Items from an interface collection:
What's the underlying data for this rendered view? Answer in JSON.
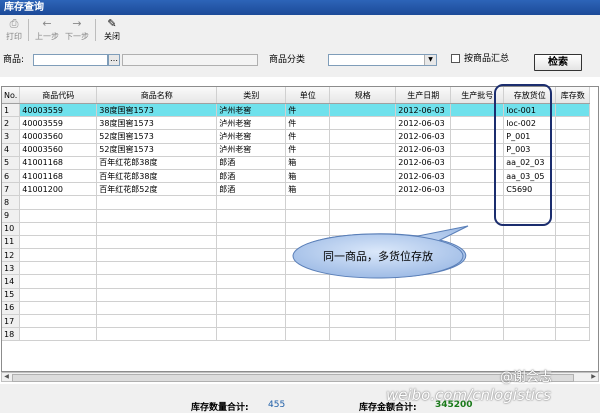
{
  "window": {
    "title": "库存查询"
  },
  "toolbar": {
    "print": "打印",
    "prev": "上一步",
    "next": "下一步",
    "close": "关闭"
  },
  "search": {
    "product_label": "商品:",
    "ellipsis": "…",
    "category_label": "商品分类",
    "summary_label": "按商品汇总",
    "search_button": "检索"
  },
  "table": {
    "columns": [
      "No.",
      "商品代码",
      "商品名称",
      "类别",
      "单位",
      "规格",
      "生产日期",
      "生产批号",
      "存放货位",
      "库存数"
    ],
    "rows": [
      {
        "no": "1",
        "code": "40003559",
        "name": "38度国窖1573",
        "cat": "泸州老窖",
        "unit": "件",
        "spec": "",
        "date": "2012-06-03",
        "batch": "",
        "loc": "loc-001"
      },
      {
        "no": "2",
        "code": "40003559",
        "name": "38度国窖1573",
        "cat": "泸州老窖",
        "unit": "件",
        "spec": "",
        "date": "2012-06-03",
        "batch": "",
        "loc": "loc-002"
      },
      {
        "no": "3",
        "code": "40003560",
        "name": "52度国窖1573",
        "cat": "泸州老窖",
        "unit": "件",
        "spec": "",
        "date": "2012-06-03",
        "batch": "",
        "loc": "P_001"
      },
      {
        "no": "4",
        "code": "40003560",
        "name": "52度国窖1573",
        "cat": "泸州老窖",
        "unit": "件",
        "spec": "",
        "date": "2012-06-03",
        "batch": "",
        "loc": "P_003"
      },
      {
        "no": "5",
        "code": "41001168",
        "name": "百年红花郎38度",
        "cat": "郎酒",
        "unit": "箱",
        "spec": "",
        "date": "2012-06-03",
        "batch": "",
        "loc": "aa_02_03"
      },
      {
        "no": "6",
        "code": "41001168",
        "name": "百年红花郎38度",
        "cat": "郎酒",
        "unit": "箱",
        "spec": "",
        "date": "2012-06-03",
        "batch": "",
        "loc": "aa_03_05"
      },
      {
        "no": "7",
        "code": "41001200",
        "name": "百年红花郎52度",
        "cat": "郎酒",
        "unit": "箱",
        "spec": "",
        "date": "2012-06-03",
        "batch": "",
        "loc": "C5690"
      },
      {
        "no": "8"
      },
      {
        "no": "9"
      },
      {
        "no": "10"
      },
      {
        "no": "11"
      },
      {
        "no": "12"
      },
      {
        "no": "13"
      },
      {
        "no": "14"
      },
      {
        "no": "15"
      },
      {
        "no": "16"
      },
      {
        "no": "17"
      },
      {
        "no": "18"
      }
    ]
  },
  "callout": {
    "text": "同一商品，多货位存放"
  },
  "footer": {
    "qty_label": "库存数量合计:",
    "qty_value": "455",
    "amount_label": "库存金额合计:",
    "amount_value": "345200"
  },
  "watermark": {
    "url": "weibo.com/cnlogistics",
    "handle": "@谢会志"
  },
  "colors": {
    "title_bar": "#1c4a98",
    "selected_row": "#6fe1ec",
    "highlight": "#1b2d6e",
    "callout_fill": "#b8d0f0"
  }
}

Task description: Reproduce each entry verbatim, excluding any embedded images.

Output of the task:
What's the underlying data for this rendered view? Answer in JSON.
{
  "window": {
    "title": "库存查询"
  },
  "toolbar": {
    "print": "打印",
    "prev": "上一步",
    "next": "下一步",
    "close": "关闭"
  },
  "search": {
    "product_label": "商品:",
    "ellipsis": "…",
    "category_label": "商品分类",
    "summary_label": "按商品汇总",
    "search_button": "检索"
  },
  "table": {
    "columns": [
      "No.",
      "商品代码",
      "商品名称",
      "类别",
      "单位",
      "规格",
      "生产日期",
      "生产批号",
      "存放货位",
      "库存数"
    ],
    "rows": [
      {
        "no": "1",
        "code": "40003559",
        "name": "38度国窖1573",
        "cat": "泸州老窖",
        "unit": "件",
        "spec": "",
        "date": "2012-06-03",
        "batch": "",
        "loc": "loc-001"
      },
      {
        "no": "2",
        "code": "40003559",
        "name": "38度国窖1573",
        "cat": "泸州老窖",
        "unit": "件",
        "spec": "",
        "date": "2012-06-03",
        "batch": "",
        "loc": "loc-002"
      },
      {
        "no": "3",
        "code": "40003560",
        "name": "52度国窖1573",
        "cat": "泸州老窖",
        "unit": "件",
        "spec": "",
        "date": "2012-06-03",
        "batch": "",
        "loc": "P_001"
      },
      {
        "no": "4",
        "code": "40003560",
        "name": "52度国窖1573",
        "cat": "泸州老窖",
        "unit": "件",
        "spec": "",
        "date": "2012-06-03",
        "batch": "",
        "loc": "P_003"
      },
      {
        "no": "5",
        "code": "41001168",
        "name": "百年红花郎38度",
        "cat": "郎酒",
        "unit": "箱",
        "spec": "",
        "date": "2012-06-03",
        "batch": "",
        "loc": "aa_02_03"
      },
      {
        "no": "6",
        "code": "41001168",
        "name": "百年红花郎38度",
        "cat": "郎酒",
        "unit": "箱",
        "spec": "",
        "date": "2012-06-03",
        "batch": "",
        "loc": "aa_03_05"
      },
      {
        "no": "7",
        "code": "41001200",
        "name": "百年红花郎52度",
        "cat": "郎酒",
        "unit": "箱",
        "spec": "",
        "date": "2012-06-03",
        "batch": "",
        "loc": "C5690"
      },
      {
        "no": "8"
      },
      {
        "no": "9"
      },
      {
        "no": "10"
      },
      {
        "no": "11"
      },
      {
        "no": "12"
      },
      {
        "no": "13"
      },
      {
        "no": "14"
      },
      {
        "no": "15"
      },
      {
        "no": "16"
      },
      {
        "no": "17"
      },
      {
        "no": "18"
      }
    ]
  },
  "callout": {
    "text": "同一商品，多货位存放"
  },
  "footer": {
    "qty_label": "库存数量合计:",
    "qty_value": "455",
    "amount_label": "库存金额合计:",
    "amount_value": "345200"
  },
  "watermark": {
    "url": "weibo.com/cnlogistics",
    "handle": "@谢会志"
  },
  "colors": {
    "title_bar": "#1c4a98",
    "selected_row": "#6fe1ec",
    "highlight": "#1b2d6e",
    "callout_fill": "#b8d0f0"
  }
}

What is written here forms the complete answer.